Once you're using that much in the way of reference, all that matters is that North be consistent enough that you can get angles between landmarks.

Of course this brings me back to "if I had infinite time...".

#Comment Re: made: 2005-05-11 19:38:37.352973+00 by: Dan Lyke [edit history]

Speaking of "if I had infinite time...", this could give you the topos to make your own...

import osr
import math
def UTMZone(lon, lat):
    return int((lon + 180) / 6) + 1;

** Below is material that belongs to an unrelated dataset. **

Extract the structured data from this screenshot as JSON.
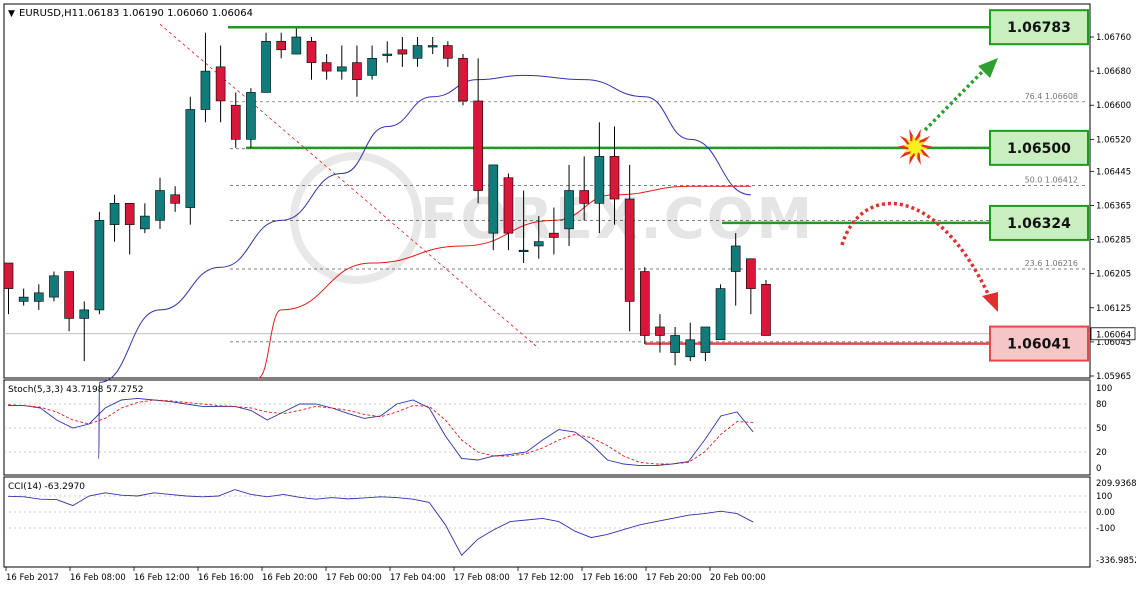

# A Terraserver tile URL looks like this:
# The parameters are as follows:
#   T: theme, 0=relief 1=image 2=topo
#   S: scale, ranges are:
#        T=0: 20-24
#        T=1: 10-16
#        T=2: 11-21
#   X: UTM easting / pixels per tile / meters per pixel
#   Y: UTM northing / pixels per tile / meters per pixel
#   Z: UTM numeric zone
# Pixels per tile is 200.  Meters per pixel is 2 ^ ( scale - 10 ).
def TileURL(theme,scale,easting,northing,zone):
    pixelsPerTile = 200
    metersPerPixel = 2 ** (scale - 10)
    x = int(easting / pixelsPerTile/metersPerPixel);
    y = int(northing / pixelsPerTile/metersPerPixel);
    return 'http://terraserver-usa.com/tile.ashx?t='+str(theme) \
           + '&s=' + str(scale) \
           + '&x=' + str(x) \
           + '&y=' + str(y) \
           + '&z=' + str(zone)

if __name__ == '__main__':
    lat = 41.395304
    lon = -73.310067
    wgs84 = osr.SpatialReference()
    utm = osr.SpatialReference()
    wgs84.ImportFromProj4("+proj=latlong +datum=WGS84")
    utm.ImportFromProj4("+proj=utm +zone="+str(UTMZone(lon,lat))+" +datum=WGS84")
    wgs84toutm = osr.CoordinateTransformation(wgs84,utm)
    (x,y,z) = wgs84toutm.TransformPoint( lon, lat )
    print x,y
    print TileURL(1,10,x,y,UTMZone(lon,lat))
#    lon = -2.05948851735331 * 180 / math.pi
#    lat = 0.575958653158129 * 180 / math.pi
#    print "Zone", UTMZone(lon, lat)
#    print "This should give roughly", 406582.22287004953, 3651730.9737433353
#    print wgs84toutm.TransformPoint( lon, lat )